§ Problem to work on: Would you reproduce every line of the material exactly?

§ Data section:
━━━━━━
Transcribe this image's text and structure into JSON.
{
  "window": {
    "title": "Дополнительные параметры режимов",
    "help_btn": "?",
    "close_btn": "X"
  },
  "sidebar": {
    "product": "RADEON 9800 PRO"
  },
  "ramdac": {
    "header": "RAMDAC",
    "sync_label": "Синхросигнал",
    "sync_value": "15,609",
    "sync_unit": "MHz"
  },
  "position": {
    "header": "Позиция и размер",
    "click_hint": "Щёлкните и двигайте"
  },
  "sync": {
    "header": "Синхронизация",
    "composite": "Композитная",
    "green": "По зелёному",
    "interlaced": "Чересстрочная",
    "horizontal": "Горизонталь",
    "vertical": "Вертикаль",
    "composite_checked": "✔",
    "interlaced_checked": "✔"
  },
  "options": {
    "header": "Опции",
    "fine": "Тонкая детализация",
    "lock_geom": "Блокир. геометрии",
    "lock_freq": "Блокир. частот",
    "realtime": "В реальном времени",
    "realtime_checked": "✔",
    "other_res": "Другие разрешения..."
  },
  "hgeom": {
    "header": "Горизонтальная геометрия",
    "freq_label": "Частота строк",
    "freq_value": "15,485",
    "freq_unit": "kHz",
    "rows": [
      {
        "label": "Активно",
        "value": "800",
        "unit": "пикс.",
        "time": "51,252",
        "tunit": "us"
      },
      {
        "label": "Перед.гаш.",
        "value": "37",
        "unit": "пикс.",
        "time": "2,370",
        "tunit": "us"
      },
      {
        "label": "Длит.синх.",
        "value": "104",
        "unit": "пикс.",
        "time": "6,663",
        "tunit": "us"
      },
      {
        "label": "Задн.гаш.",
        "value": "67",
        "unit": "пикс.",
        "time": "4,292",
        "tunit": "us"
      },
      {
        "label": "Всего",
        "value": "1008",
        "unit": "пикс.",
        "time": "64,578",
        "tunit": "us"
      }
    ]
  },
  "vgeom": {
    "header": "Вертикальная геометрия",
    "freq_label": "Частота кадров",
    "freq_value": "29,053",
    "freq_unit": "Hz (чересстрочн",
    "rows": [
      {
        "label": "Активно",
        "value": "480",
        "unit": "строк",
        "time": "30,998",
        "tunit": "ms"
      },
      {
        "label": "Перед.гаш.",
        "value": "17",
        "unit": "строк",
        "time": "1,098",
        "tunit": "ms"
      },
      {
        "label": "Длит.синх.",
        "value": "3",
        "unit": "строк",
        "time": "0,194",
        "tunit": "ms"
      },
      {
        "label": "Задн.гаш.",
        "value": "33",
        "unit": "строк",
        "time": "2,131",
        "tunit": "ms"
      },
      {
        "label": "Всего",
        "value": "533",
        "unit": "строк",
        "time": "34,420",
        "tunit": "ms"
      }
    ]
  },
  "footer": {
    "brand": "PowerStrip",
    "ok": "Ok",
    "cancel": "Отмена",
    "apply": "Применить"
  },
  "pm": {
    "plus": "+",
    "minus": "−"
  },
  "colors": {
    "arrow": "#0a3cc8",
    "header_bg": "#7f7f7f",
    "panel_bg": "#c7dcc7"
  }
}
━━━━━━
§ Result for this task:
Transcribe this image's text and structure into JSON.
{
  "window": {
    "title": "Дополнительные параметры режимов",
    "help_btn": "?",
    "close_btn": "X"
  },
  "sidebar": {
    "product": "RADEON 9800 PRO"
  },
  "ramdac": {
    "header": "RAMDAC",
    "sync_label": "Синхросигнал",
    "sync_value": "15,609",
    "sync_unit": "MHz"
  },
  "position": {
    "header": "Позиция и размер",
    "click_hint": "Щёлкните и двигайте"
  },
  "sync": {
    "header": "Синхронизация",
    "composite": "Композитная",
    "green": "По зелёному",
    "interlaced": "Чересстрочная",
    "horizontal": "Горизонталь",
    "vertical": "Вертикаль",
    "composite_checked": "✔",
    "interlaced_checked": "✔"
  },
  "options": {
    "header": "Опции",
    "fine": "Тонкая детализация",
    "lock_geom": "Блокир. геометрии",
    "lock_freq": "Блокир. частот",
    "realtime": "В реальном времени",
    "realtime_checked": "✔",
    "other_res": "Другие разрешения..."
  },
  "hgeom": {
    "header": "Горизонтальная геометрия",
    "freq_label": "Частота строк",
    "freq_value": "15,485",
    "freq_unit": "kHz",
    "rows": [
      {
        "label": "Активно",
        "value": "800",
        "unit": "пикс.",
        "time": "51,252",
        "tunit": "us"
      },
      {
        "label": "Перед.гаш.",
        "value": "37",
        "unit": "пикс.",
        "time": "2,370",
        "tunit": "us"
      },
      {
        "label": "Длит.синх.",
        "value": "104",
        "unit": "пикс.",
        "time": "6,663",
        "tunit": "us"
      },
      {
        "label": "Задн.гаш.",
        "value": "67",
        "unit": "пикс.",
        "time": "4,292",
        "tunit": "us"
      },
      {
        "label": "Всего",
        "value": "1008",
        "unit": "пикс.",
        "time": "64,578",
        "tunit": "us"
      }
    ]
  },
  "vgeom": {
    "header": "Вертикальная геометрия",
    "freq_label": "Частота кадров",
    "freq_value": "29,053",
    "freq_unit": "Hz (чересстрочн",
    "rows": [
      {
        "label": "Активно",
        "value": "480",
        "unit": "строк",
        "time": "30,998",
        "tunit": "ms"
      },
      {
        "label": "Перед.гаш.",
        "value": "17",
        "unit": "строк",
        "time": "1,098",
        "tunit": "ms"
      },
      {
        "label": "Длит.синх.",
        "value": "3",
        "unit": "строк",
        "time": "0,194",
        "tunit": "ms"
      },
      {
        "label": "Задн.гаш.",
        "value": "33",
        "unit": "строк",
        "time": "2,131",
        "tunit": "ms"
      },
      {
        "label": "Всего",
        "value": "533",
        "unit": "строк",
        "time": "34,420",
        "tunit": "ms"
      }
    ]
  },
  "footer": {
    "brand": "PowerStrip",
    "ok": "Ok",
    "cancel": "Отмена",
    "apply": "Применить"
  },
  "pm": {
    "plus": "+",
    "minus": "−"
  },
  "colors": {
    "arrow": "#0a3cc8",
    "header_bg": "#7f7f7f",
    "panel_bg": "#c7dcc7"
  }
}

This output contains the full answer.